If you enjoyed this story and would like to read more like it, please consider buying a subscription to the Idaho Catholic Register. Your $20 yearly subscription also supports the work of the Diocese of Boise Communications Department, which includes not only the newspaper, but this website, social media posts and videos. You can subscribe here, or through your parish, or send a check to 1501 S. Federal Way, Boise, ID, 83705: or call 208-350-7554 to leave a credit card payment. Thank you, and God bless you.



RCIC draws entire family closer to God and Church

The following story, by Viviana Ochoa, is one of a series of stories that appeared in the April 16 Idaho Catholic Register about converts who were received into the Catholic Church at the Easter Vigil.

Viviana Ochoa The following essay is by Viviana Ochoa, who is 17 and a senior at Meridian High School. Viviana tells us that the pandemic made her entire family “feel distant” from the Church and others. Her mother went to the website for Holy Apostles Parish and Meridian to learn more about that parish. Viviana and her brother, Diego, 12, enrolled in RCIC, the Rite of Christian Initiation for Children. Viviana was confirmed at the Easter Vigil and Diego received his First Holy Communion. by Viviana Ochoa Ever since I was a little girl, I considered myself Catholic, although I never really knew what that truly meant. I knew there was a God who loved me and sent His son to die for my sins. I knew that praying and going to church was important. However, I never took it seriously. When I did pray, it felt like it was more of chore rather than a blessing. Now, I cannot wait to talk to God in my journal every night before I go to bed! After spending the past year mending my relationship with God, with the help of RCIC, I have realized that being Catholic is a gift. Through RCIC, my family and I not only grew closer to God, but to each other as well. Quarantine was difficult, as I assume it was for everyone. I felt as if the world was crashing down on me and that I was in a deep dark hole, with no ladder to get myself out. Turning to God, became my ladder. Growing closer to God helped me connect with my family to the point where we now have open conversations about God and the Bible, eager to learn something new every day. Getting confirmed was a long process, but I would not trade this experience for anything. It helped me say good-bye to the broken girl I was before RCIC. If you are a teen-ager reading this, you may think that becoming Catholic may seem difficult or not ‘cool,’ but let me tell you God is the easiest person you will ever talk to and the coolest person you will ever meet. I consider God my best friend who has helped me understand who I am in Christ. In times where I felt no one on Earth was able to help me, I turned to God who was right by my side all along. To those wanting or considering becoming a member of the Church, I pray that you let nothing stop you, as God will be with you every step of the way.

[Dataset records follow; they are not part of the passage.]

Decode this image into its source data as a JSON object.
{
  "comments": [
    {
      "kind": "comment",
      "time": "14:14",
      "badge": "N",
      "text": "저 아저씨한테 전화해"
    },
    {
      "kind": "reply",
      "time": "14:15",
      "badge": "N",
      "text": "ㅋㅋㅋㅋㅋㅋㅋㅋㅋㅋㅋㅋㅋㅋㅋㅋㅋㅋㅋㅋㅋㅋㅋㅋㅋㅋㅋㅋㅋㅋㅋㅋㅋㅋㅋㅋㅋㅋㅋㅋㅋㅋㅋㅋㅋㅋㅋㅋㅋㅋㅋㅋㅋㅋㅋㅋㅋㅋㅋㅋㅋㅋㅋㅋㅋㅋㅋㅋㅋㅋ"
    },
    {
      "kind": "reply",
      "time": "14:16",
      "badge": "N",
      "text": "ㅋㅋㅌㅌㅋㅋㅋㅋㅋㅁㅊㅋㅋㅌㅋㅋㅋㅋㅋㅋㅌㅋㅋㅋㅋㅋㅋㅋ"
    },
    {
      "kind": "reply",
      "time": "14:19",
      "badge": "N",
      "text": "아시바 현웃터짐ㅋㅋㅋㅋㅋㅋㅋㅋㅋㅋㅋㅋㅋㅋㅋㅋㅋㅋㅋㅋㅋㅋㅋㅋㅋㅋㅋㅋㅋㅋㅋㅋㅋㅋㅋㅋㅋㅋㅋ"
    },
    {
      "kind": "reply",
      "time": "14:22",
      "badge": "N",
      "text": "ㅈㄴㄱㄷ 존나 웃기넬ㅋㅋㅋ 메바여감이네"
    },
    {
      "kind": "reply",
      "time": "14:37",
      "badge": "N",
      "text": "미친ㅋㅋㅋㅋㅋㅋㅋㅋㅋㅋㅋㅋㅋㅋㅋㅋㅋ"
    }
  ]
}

If you enjoyed this story and would like to read more like it, please consider buying a subscription to the Idaho Catholic Register. Your $20 yearly subscription also supports the work of the Diocese of Boise Communications Department, which includes not only the newspaper, but this website, social media posts and videos. You can subscribe here, or through your parish, or send a check to 1501 S. Federal Way, Boise, ID, 83705: or call 208-350-7554 to leave a credit card payment. Thank you, and God bless you.



Family in search of a Christmas tree also finds a church home

The following story, by Kassie Pitones, is one of a series of stories that appeared in the April 16 Idaho Catholic Register about converts who were received into the Catholic Church at the Easter Vigil.